Location, Location, Location (Of The Subway): How Much Will Subway Service Changes Change NYC Real Estate?

NYC dwellers have a dysfunctional relationship with the subway. We love it, of course -- even with fare hikes (and there are reportedly more on the way), it gets us where we need to go for a couple dollars, and keeps cars off the streets. And yet, it's hard not to hate it, sometimes (did we mention those upcoming fare hikes?) But the simple fact is that Manhattan real estate needs the subway. That's why we cheered the expansion of the 7 train into Clinton and West Chelsea, and why we're anxiously awaiting the opening of the Second Avenue subway. But with service cuts already in effect in the outer boroughs and many bus lines either reduced to banker's hours or disappeared entirely, New Yorkers are feeling more conflicted about the subway than ever. The Wall Street Journal, in a subscription-only article, recently charged subway service changes with depressing home sales in various neighborhoods in Queens and Brooklyn. Now, neither Queens nor Brooklyn nor apartment sales are our thing (although we do the NYC apartment sales thing, too), but the question still holds for people searching for rental apartments in Manhattan. The question being, how are subway changes changing the way we look for rental apartments in NYC?

For Manhattanites, who generally enjoy very good subway service -- at least in the sense that most Manhattan neighborhoods are at most a 10-minute walk from a subway stop of some sort -- the question is a lot less dramatic than it is on residents of, say, Kensington, who depend on the F train as their link to the rest of New York City. But as the New York Observer's Laura Kusisto points out, the impact of MTA service changes might be less dramatic than the Journal article made it seem. "The Journal story is pretty thin on data to back up what some frustrated residents and real estate brokers say," Kusisto writes. "As Sofia Song, vice-president of research at StreetEasy, notes, it will take more than a 20-minute walk to the subway to kill demand in most of these areas. 'I think the changes would need to be pretty drastic, because demand for housing is so high. If you make it more affordable and less convenient, there's still always going to be demand.'" And that's the thing with trend stories -- the trends they cover don't always, you know, exist.

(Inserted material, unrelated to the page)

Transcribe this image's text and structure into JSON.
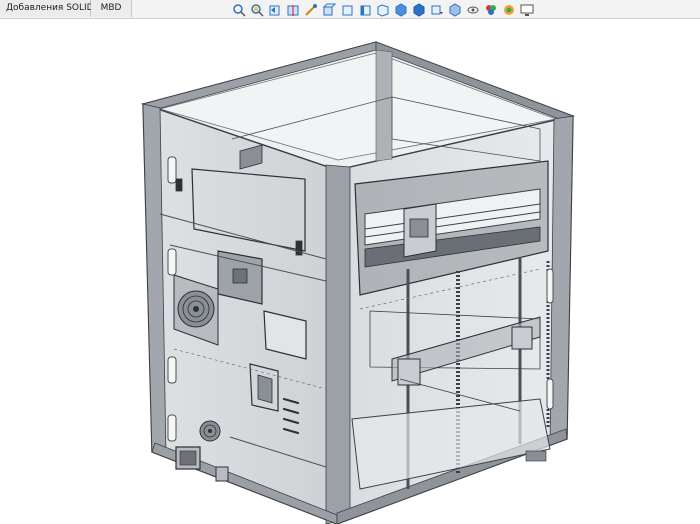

Still, anyone who has ever rented an apartment in Manhattan or anywhere else knows that subway access is a big deal -- that's why we added the "Apartments Near" refined search option to Luxury Rentals Manhattan. But even if subway rates go up, and even if the quality of subway service goes down, the subway is going to remain a part of our lives in New York City. And given that living in New York City is the reason why apartments are so desirable -- it's the only location that matters in the classic Location, Location, Location paradigm -- it seems unlikely that subway service changes, good or ill, will have much to do with the way people search for, value or inhabit NYC rentals.